The visit strengthens the already positive alliance between the U.S. and Japan through the crew’s interaction with the Japan Maritime Self-Defense Force. It also demonstrates the U.S. Navy’s commitment to regional stability and maritime security in the U.S. 7th Fleet area of operations.
“We are honored to have the opportunity to visit Japan,” said Cmdr. Steven Tarr III, commanding officer. “I believe that healthy relationships between the United States Navy and Japan Maritime Self-Defense Force contribute to peace, security and stability in the Indo-Asia-Pacific region. Through port visits such as this we fortify our bond and introduce many of our young Sailors to our allies and their unique culture. I appreciate the efforts that made this visit to Yokosuka possible.”
Measuring more than 300 feet long and weighing more than 6,000 tons when submerged, Topeka is one of the stealthiest submarines in the world and is capable of operating at depths greater than 800 feet and at speeds exceeding 25 nautical miles per hour. The submarine can support a multitude of missions, including anti-submarine warfare, anti-surface ship warfare, strike, intelligence, surveillance and reconnaissance.
“The crew has been working hard on this deployment and this port visit to Yokosuka will allow some much deserved rest for them all,” said Master Chief Electronics Technician (Navigation) Matthew Schecter, chief of the boat.
Commissioned in 1989, Topeka has a long standing tradition of excellence and achievement.
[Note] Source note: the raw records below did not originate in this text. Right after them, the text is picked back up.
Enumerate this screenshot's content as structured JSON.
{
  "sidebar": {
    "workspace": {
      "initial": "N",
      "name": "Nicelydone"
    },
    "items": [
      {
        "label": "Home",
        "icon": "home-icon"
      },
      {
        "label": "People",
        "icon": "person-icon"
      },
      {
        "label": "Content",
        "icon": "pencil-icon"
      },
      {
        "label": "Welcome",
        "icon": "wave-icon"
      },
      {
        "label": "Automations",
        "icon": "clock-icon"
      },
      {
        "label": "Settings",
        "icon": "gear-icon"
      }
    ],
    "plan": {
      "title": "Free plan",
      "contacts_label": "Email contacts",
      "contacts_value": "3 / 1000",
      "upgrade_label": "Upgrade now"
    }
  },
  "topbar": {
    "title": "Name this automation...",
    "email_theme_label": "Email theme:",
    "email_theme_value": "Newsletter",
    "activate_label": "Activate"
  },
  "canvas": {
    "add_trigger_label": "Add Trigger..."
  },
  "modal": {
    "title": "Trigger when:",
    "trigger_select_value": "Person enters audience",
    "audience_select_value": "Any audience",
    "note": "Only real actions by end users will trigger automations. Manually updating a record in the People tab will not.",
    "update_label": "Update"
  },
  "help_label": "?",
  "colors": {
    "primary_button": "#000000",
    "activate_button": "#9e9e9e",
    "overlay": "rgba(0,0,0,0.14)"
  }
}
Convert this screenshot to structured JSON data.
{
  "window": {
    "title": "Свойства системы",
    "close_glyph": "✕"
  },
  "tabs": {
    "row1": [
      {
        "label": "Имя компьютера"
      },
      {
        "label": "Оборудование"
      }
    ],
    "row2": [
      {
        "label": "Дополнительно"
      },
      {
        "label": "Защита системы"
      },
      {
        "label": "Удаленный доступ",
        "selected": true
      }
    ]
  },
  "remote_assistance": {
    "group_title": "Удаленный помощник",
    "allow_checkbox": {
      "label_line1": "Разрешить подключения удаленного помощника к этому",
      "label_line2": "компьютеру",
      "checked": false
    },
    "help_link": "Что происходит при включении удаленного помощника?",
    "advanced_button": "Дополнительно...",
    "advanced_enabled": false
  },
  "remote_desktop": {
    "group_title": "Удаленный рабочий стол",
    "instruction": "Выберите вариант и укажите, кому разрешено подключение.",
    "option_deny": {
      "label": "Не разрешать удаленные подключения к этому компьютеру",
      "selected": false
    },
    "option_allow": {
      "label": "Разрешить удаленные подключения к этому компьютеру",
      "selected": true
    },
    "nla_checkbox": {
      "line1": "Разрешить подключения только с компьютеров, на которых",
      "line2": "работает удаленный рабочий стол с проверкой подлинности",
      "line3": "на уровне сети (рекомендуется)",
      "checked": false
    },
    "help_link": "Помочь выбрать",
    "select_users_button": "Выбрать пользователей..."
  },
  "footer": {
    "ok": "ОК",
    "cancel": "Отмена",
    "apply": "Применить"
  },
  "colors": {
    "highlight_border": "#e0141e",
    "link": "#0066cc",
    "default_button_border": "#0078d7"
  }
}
Its crew is highly trained and capable of supporting the boat through any mission cycle within short notice.